_DESCRIPTION OF THE TASK_. Below are the entries to retype; reproduce each one exactly.

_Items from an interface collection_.
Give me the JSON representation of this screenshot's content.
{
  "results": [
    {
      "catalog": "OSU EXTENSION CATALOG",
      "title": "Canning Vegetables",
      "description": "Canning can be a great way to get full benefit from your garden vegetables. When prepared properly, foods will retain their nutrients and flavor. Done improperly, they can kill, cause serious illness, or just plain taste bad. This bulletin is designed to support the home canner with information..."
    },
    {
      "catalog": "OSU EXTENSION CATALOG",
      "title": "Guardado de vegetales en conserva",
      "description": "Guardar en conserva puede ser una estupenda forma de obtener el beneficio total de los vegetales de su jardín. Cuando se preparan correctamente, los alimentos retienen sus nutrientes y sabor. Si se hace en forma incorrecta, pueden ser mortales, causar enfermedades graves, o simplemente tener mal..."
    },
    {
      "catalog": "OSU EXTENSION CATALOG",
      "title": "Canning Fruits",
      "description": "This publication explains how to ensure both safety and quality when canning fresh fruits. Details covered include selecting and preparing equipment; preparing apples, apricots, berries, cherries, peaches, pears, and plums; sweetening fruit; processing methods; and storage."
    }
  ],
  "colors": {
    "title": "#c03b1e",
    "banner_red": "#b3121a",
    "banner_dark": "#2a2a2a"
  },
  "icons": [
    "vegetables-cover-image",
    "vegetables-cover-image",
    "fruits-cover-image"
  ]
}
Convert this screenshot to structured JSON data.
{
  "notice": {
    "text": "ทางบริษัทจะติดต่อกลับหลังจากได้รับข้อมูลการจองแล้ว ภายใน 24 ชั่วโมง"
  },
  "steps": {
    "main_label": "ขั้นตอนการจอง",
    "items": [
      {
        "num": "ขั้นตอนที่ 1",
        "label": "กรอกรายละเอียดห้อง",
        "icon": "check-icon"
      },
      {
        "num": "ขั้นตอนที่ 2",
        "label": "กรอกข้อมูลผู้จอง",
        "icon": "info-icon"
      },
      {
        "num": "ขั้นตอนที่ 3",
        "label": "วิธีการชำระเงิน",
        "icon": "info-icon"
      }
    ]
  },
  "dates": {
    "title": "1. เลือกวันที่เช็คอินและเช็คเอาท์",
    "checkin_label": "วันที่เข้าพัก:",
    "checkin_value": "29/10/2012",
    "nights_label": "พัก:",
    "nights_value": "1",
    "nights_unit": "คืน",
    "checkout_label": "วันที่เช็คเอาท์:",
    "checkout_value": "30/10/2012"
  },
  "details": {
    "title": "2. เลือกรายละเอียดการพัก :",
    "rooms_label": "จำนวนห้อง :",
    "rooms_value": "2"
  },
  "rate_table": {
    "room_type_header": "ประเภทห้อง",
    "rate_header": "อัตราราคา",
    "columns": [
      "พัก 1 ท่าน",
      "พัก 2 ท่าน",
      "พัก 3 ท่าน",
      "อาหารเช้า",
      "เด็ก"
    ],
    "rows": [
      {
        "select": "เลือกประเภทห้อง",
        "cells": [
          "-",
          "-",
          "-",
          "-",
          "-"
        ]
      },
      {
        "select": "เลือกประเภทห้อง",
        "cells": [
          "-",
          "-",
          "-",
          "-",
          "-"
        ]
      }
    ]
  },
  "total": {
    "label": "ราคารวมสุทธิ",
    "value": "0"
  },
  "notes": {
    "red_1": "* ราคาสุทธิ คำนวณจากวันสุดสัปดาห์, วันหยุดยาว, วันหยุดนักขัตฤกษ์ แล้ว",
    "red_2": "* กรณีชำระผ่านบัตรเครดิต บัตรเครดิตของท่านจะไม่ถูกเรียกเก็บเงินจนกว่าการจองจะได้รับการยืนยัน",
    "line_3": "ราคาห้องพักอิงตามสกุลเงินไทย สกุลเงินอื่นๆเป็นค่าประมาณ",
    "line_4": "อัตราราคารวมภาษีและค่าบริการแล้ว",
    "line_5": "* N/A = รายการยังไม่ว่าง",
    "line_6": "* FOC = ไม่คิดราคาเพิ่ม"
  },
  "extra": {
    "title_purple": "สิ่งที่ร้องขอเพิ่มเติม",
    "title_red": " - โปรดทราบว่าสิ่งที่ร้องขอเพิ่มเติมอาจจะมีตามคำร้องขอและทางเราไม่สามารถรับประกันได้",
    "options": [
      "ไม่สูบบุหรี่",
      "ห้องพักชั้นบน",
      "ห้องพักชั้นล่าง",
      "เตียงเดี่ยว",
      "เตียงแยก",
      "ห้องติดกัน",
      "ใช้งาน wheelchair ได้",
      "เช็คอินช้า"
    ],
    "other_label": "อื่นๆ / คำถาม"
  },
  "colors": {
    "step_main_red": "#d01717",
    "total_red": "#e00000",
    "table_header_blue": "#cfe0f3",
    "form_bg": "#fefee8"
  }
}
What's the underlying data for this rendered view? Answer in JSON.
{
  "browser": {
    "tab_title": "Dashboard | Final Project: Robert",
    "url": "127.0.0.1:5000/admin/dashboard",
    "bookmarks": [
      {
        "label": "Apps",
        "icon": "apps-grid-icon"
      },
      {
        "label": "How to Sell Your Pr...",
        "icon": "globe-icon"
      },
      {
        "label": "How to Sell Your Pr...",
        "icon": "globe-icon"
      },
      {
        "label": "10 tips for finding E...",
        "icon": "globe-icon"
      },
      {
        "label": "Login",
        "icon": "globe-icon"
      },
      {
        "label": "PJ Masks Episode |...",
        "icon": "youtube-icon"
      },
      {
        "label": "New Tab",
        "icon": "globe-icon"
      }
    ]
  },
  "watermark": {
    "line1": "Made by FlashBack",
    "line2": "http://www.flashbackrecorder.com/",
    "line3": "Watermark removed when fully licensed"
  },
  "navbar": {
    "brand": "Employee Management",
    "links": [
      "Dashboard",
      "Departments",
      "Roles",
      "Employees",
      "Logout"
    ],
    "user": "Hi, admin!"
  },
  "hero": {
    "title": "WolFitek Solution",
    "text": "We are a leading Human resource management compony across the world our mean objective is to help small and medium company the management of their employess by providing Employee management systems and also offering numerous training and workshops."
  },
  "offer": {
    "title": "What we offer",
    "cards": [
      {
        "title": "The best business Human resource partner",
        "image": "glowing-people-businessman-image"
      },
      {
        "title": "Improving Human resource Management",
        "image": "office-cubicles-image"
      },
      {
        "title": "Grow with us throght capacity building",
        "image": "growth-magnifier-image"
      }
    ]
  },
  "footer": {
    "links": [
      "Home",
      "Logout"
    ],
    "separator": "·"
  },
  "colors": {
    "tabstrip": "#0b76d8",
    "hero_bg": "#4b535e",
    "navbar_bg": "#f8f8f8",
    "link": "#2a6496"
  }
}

_ANSWER BELOW_.
Give me the JSON representation of this screenshot's content.
{
  "results": [
    {
      "catalog": "OSU EXTENSION CATALOG",
      "title": "Canning Vegetables",
      "description": "Canning can be a great way to get full benefit from your garden vegetables. When prepared properly, foods will retain their nutrients and flavor. Done improperly, they can kill, cause serious illness, or just plain taste bad. This bulletin is designed to support the home canner with information..."
    },
    {
      "catalog": "OSU EXTENSION CATALOG",
      "title": "Guardado de vegetales en conserva",
      "description": "Guardar en conserva puede ser una estupenda forma de obtener el beneficio total de los vegetales de su jardín. Cuando se preparan correctamente, los alimentos retienen sus nutrientes y sabor. Si se hace en forma incorrecta, pueden ser mortales, causar enfermedades graves, o simplemente tener mal..."
    },
    {
      "catalog": "OSU EXTENSION CATALOG",
      "title": "Canning Fruits",
      "description": "This publication explains how to ensure both safety and quality when canning fresh fruits. Details covered include selecting and preparing equipment; preparing apples, apricots, berries, cherries, peaches, pears, and plums; sweetening fruit; processing methods; and storage."
    }
  ],
  "colors": {
    "title": "#c03b1e",
    "banner_red": "#b3121a",
    "banner_dark": "#2a2a2a"
  },
  "icons": [
    "vegetables-cover-image",
    "vegetables-cover-image",
    "fruits-cover-image"
  ]
}
Convert this screenshot to structured JSON data.
{
  "notice": {
    "text": "ทางบริษัทจะติดต่อกลับหลังจากได้รับข้อมูลการจองแล้ว ภายใน 24 ชั่วโมง"
  },
  "steps": {
    "main_label": "ขั้นตอนการจอง",
    "items": [
      {
        "num": "ขั้นตอนที่ 1",
        "label": "กรอกรายละเอียดห้อง",
        "icon": "check-icon"
      },
      {
        "num": "ขั้นตอนที่ 2",
        "label": "กรอกข้อมูลผู้จอง",
        "icon": "info-icon"
      },
      {
        "num": "ขั้นตอนที่ 3",
        "label": "วิธีการชำระเงิน",
        "icon": "info-icon"
      }
    ]
  },
  "dates": {
    "title": "1. เลือกวันที่เช็คอินและเช็คเอาท์",
    "checkin_label": "วันที่เข้าพัก:",
    "checkin_value": "29/10/2012",
    "nights_label": "พัก:",
    "nights_value": "1",
    "nights_unit": "คืน",
    "checkout_label": "วันที่เช็คเอาท์:",
    "checkout_value": "30/10/2012"
  },
  "details": {
    "title": "2. เลือกรายละเอียดการพัก :",
    "rooms_label": "จำนวนห้อง :",
    "rooms_value": "2"
  },
  "rate_table": {
    "room_type_header": "ประเภทห้อง",
    "rate_header": "อัตราราคา",
    "columns": [
      "พัก 1 ท่าน",
      "พัก 2 ท่าน",
      "พัก 3 ท่าน",
      "อาหารเช้า",
      "เด็ก"
    ],
    "rows": [
      {
        "select": "เลือกประเภทห้อง",
        "cells": [
          "-",
          "-",
          "-",
          "-",
          "-"
        ]
      },
      {
        "select": "เลือกประเภทห้อง",
        "cells": [
          "-",
          "-",
          "-",
          "-",
          "-"
        ]
      }
    ]
  },
  "total": {
    "label": "ราคารวมสุทธิ",
    "value": "0"
  },
  "notes": {
    "red_1": "* ราคาสุทธิ คำนวณจากวันสุดสัปดาห์, วันหยุดยาว, วันหยุดนักขัตฤกษ์ แล้ว",
    "red_2": "* กรณีชำระผ่านบัตรเครดิต บัตรเครดิตของท่านจะไม่ถูกเรียกเก็บเงินจนกว่าการจองจะได้รับการยืนยัน",
    "line_3": "ราคาห้องพักอิงตามสกุลเงินไทย สกุลเงินอื่นๆเป็นค่าประมาณ",
    "line_4": "อัตราราคารวมภาษีและค่าบริการแล้ว",
    "line_5": "* N/A = รายการยังไม่ว่าง",
    "line_6": "* FOC = ไม่คิดราคาเพิ่ม"
  },
  "extra": {
    "title_purple": "สิ่งที่ร้องขอเพิ่มเติม",
    "title_red": " - โปรดทราบว่าสิ่งที่ร้องขอเพิ่มเติมอาจจะมีตามคำร้องขอและทางเราไม่สามารถรับประกันได้",
    "options": [
      "ไม่สูบบุหรี่",
      "ห้องพักชั้นบน",
      "ห้องพักชั้นล่าง",
      "เตียงเดี่ยว",
      "เตียงแยก",
      "ห้องติดกัน",
      "ใช้งาน wheelchair ได้",
      "เช็คอินช้า"
    ],
    "other_label": "อื่นๆ / คำถาม"
  },
  "colors": {
    "step_main_red": "#d01717",
    "total_red": "#e00000",
    "table_header_blue": "#cfe0f3",
    "form_bg": "#fefee8"
  }
}
What's the underlying data for this rendered view? Answer in JSON.
{
  "browser": {
    "tab_title": "Dashboard | Final Project: Robert",
    "url": "127.0.0.1:5000/admin/dashboard",
    "bookmarks": [
      {
        "label": "Apps",
        "icon": "apps-grid-icon"
      },
      {
        "label": "How to Sell Your Pr...",
        "icon": "globe-icon"
      },
      {
        "label": "How to Sell Your Pr...",
        "icon": "globe-icon"
      },
      {
        "label": "10 tips for finding E...",
        "icon": "globe-icon"
      },
      {
        "label": "Login",
        "icon": "globe-icon"
      },
      {
        "label": "PJ Masks Episode |...",
        "icon": "youtube-icon"
      },
      {
        "label": "New Tab",
        "icon": "globe-icon"
      }
    ]
  },
  "watermark": {
    "line1": "Made by FlashBack",
    "line2": "http://www.flashbackrecorder.com/",
    "line3": "Watermark removed when fully licensed"
  },
  "navbar": {
    "brand": "Employee Management",
    "links": [
      "Dashboard",
      "Departments",
      "Roles",
      "Employees",
      "Logout"
    ],
    "user": "Hi, admin!"
  },
  "hero": {
    "title": "WolFitek Solution",
    "text": "We are a leading Human resource management compony across the world our mean objective is to help small and medium company the management of their employess by providing Employee management systems and also offering numerous training and workshops."
  },
  "offer": {
    "title": "What we offer",
    "cards": [
      {
        "title": "The best business Human resource partner",
        "image": "glowing-people-businessman-image"
      },
      {
        "title": "Improving Human resource Management",
        "image": "office-cubicles-image"
      },
      {
        "title": "Grow with us throght capacity building",
        "image": "growth-magnifier-image"
      }
    ]
  },
  "footer": {
    "links": [
      "Home",
      "Logout"
    ],
    "separator": "·"
  },
  "colors": {
    "tabstrip": "#0b76d8",
    "hero_bg": "#4b535e",
    "navbar_bg": "#f8f8f8",
    "link": "#2a6496"
  }
}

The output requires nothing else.